[Task objective]: Every record should be written out exactly, with the pictures left out.

^^^^^^^^

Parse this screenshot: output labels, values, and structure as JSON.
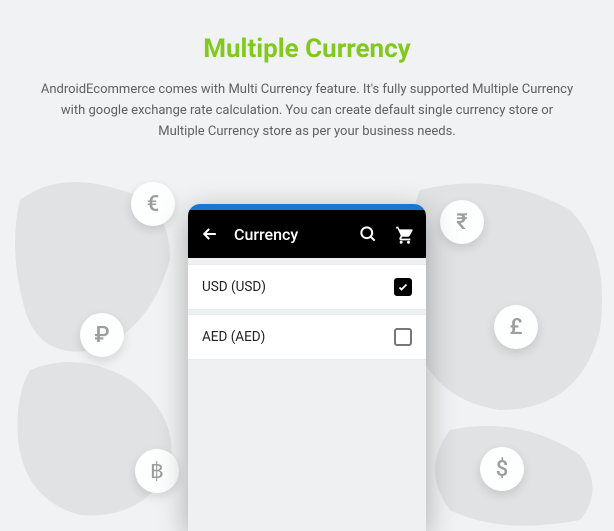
{
  "header": {
    "title": "Multiple Currency",
    "description": "AndroidEcommerce comes with Multi Currency feature. It's fully supported Multiple Currency with google exchange rate calculation. You can create default single currency store or Multiple Currency store as per your business needs."
  },
  "coins": {
    "euro": "€",
    "rupee": "₹",
    "ruble": "₽",
    "pound": "£",
    "baht": "฿",
    "dollar": "$"
  },
  "phone": {
    "appbar_title": "Currency",
    "rows": [
      {
        "label": "USD (USD)",
        "checked": true
      },
      {
        "label": "AED (AED)",
        "checked": false
      }
    ]
  }
}
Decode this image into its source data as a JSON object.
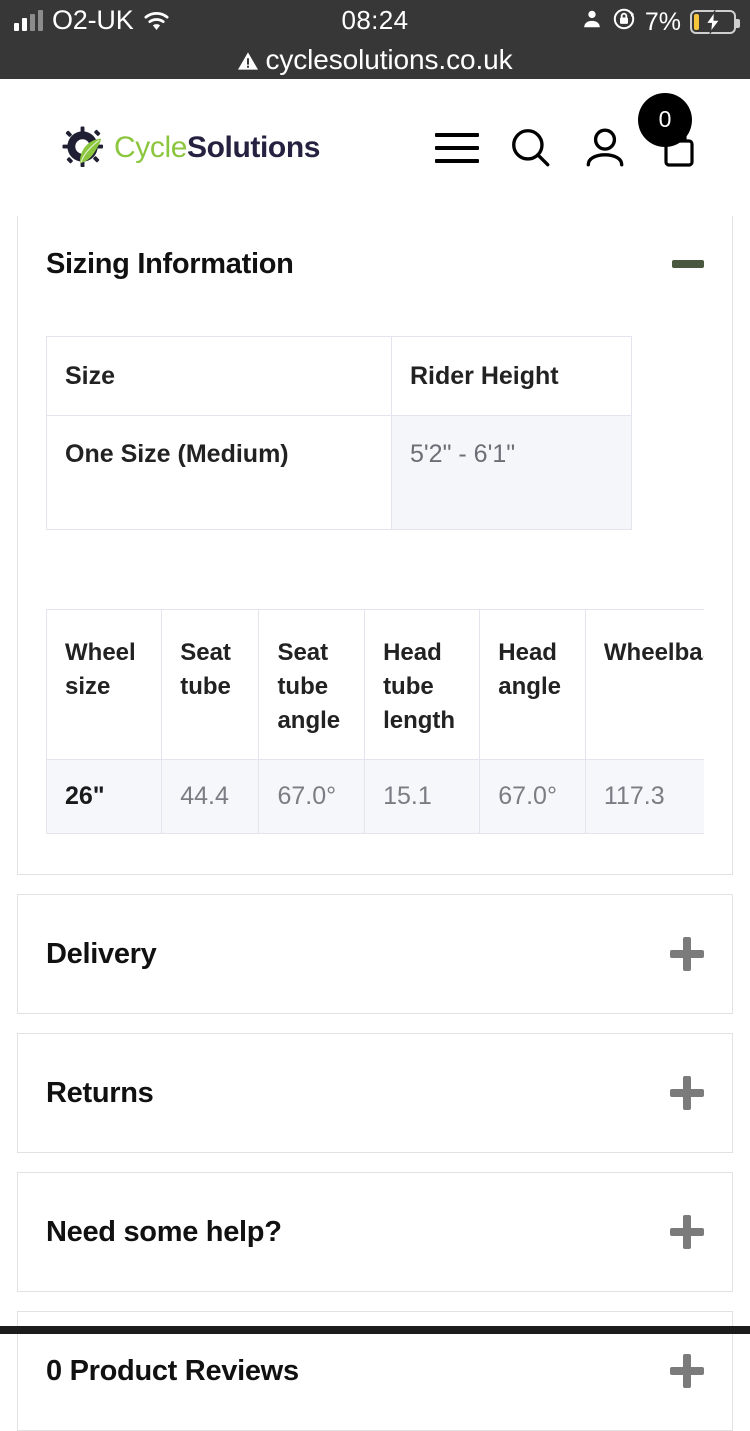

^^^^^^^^

[Exercise result]:
Parse this screenshot: output labels, values, and structure as JSON.
{
  "header": {
    "title": "Multiple Currency",
    "description": "AndroidEcommerce comes with Multi Currency feature. It's fully supported Multiple Currency with google exchange rate calculation. You can create default single currency store or Multiple Currency store as per your business needs."
  },
  "coins": {
    "euro": "€",
    "rupee": "₹",
    "ruble": "₽",
    "pound": "£",
    "baht": "฿",
    "dollar": "$"
  },
  "phone": {
    "appbar_title": "Currency",
    "rows": [
      {
        "label": "USD (USD)",
        "checked": true
      },
      {
        "label": "AED (AED)",
        "checked": false
      }
    ]
  }
}
Decode this image into its source data as a JSON object.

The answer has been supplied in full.